Active vs. Passive Management
Insurance asset management is different from other types of asset management and demands active asset allocation and investment management within a strong risk framework. This requires both a deep-rooted understanding of client objectives, needs, and constraints, as well as a strategic, objectives-based, asset allocation across a diverse set of asset classes, sectors, and vehicles to enhance portfolio customization and performance. Here are six characteristics of active investment management:
CONSIDERS THE ENTIRE BALANCE SHEET: The portfolio design should include all characteristics of the insurer: size, type, business lines, capital, financial strength ratings, growth rates, trends. Traditional methods of asset allocation may provide the same portfolio structure for two very different firms simply because the objective is the same. A well-capitalized, large crop insurer should not be managed the same as a capital-constrained, small auto insurer simply because they both have an objective of growth of surplus.
THE ROLE OF THE PORTFOLIO IN MEETING BUSINESS OBJECTIVES: The portfolio should be structured to help optimize business objectives, not a volatility number. Clearly prioritizing all critical business objectives is critical for a successful asset allocation.
STRATEGIC DECISION MAKING: The portfolio should be guided by a forward-looking, multi-year plan that clearly demonstrates how it will support key objectives over time. Point in time risk analyses do not tell an insurer how surplus will grow over time or at what point Net Investment Income will reach company targets.
ALL RELEVANT ASSET CLASSES: Traditional asset allocation is dependent upon deciding which asset classes to include before completing any analysis. A stronger approach is to include all assets, then eliminate those that are inaccessible or do not provide the desired outcomes.
CHANGING MARKET AND COMPANY DYNAMICS: Market expectations for rates, spreads, returns, correlations shift almost constantly, as do insurance company characteristics and regulatory frameworks. Using backward-looking data is not comprehensive enough. Asset allocation and portfolio management should dynamically incorporate new data.
EFFECTIVE COMPARISONS BETWEEN OPPORTUNITIES: Insurers need to know the impact over time of adding an investment to municipal bonds vs. high yield or of public equity vs. private equity. It may seem simple to select the more conservative option each time there is a fork in the road, but one cannot select a path forward without understanding where the path leads and what long-term outcomes are likely.

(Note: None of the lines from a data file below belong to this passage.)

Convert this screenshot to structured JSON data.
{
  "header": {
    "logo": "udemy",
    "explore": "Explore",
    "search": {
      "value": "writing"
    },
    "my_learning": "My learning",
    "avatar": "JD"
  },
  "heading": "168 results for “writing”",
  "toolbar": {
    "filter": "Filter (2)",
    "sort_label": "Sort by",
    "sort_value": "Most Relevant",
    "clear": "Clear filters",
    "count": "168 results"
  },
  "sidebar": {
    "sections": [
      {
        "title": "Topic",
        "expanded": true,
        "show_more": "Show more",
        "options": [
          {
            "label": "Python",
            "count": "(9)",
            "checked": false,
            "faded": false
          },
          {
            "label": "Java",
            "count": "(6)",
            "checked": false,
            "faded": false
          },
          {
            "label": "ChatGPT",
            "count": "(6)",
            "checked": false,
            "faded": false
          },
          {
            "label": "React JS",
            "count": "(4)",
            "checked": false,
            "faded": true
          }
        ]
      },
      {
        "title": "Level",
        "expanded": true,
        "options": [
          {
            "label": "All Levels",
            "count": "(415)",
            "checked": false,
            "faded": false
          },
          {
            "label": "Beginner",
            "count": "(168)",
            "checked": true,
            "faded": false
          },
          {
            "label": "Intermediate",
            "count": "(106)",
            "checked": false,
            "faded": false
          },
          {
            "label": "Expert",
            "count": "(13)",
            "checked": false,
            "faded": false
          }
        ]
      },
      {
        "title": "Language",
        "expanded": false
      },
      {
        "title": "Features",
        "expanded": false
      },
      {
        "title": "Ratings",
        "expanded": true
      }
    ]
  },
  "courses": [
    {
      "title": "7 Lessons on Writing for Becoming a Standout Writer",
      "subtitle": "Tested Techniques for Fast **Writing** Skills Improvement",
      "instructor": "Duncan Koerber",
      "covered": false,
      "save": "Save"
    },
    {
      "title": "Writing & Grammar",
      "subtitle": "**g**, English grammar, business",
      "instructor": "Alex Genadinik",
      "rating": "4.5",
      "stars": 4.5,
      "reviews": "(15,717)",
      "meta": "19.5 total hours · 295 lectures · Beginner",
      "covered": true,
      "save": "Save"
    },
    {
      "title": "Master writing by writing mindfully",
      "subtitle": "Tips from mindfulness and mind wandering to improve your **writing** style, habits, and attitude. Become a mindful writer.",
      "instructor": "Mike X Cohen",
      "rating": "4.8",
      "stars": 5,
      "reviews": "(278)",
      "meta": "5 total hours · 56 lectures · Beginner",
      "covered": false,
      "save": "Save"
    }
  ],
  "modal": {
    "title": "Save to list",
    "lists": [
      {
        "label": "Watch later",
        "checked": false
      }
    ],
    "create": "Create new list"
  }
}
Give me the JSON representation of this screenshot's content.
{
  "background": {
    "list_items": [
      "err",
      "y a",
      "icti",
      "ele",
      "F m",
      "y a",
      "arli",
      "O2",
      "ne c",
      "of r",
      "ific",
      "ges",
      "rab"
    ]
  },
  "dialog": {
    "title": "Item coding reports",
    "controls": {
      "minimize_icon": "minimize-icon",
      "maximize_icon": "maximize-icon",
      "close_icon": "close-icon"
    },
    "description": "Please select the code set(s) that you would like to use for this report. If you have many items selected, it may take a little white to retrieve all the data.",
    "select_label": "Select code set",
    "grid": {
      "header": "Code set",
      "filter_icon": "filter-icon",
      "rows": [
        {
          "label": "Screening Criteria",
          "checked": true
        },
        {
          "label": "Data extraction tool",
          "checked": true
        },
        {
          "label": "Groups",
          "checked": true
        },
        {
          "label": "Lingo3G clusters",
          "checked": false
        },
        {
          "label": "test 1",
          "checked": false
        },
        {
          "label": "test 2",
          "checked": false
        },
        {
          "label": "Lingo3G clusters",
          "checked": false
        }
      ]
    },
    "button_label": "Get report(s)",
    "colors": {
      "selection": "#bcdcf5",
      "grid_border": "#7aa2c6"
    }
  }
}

The universe of asset classes is complex, and there are risks in every investment. At Miles Capital, we don’t sell products. Instead, we leverage our insurance expertise, asset class knowledge, top-tier manager selection, and industry partnerships to help bring our clients clear, customized solutions that help meet their business objectives.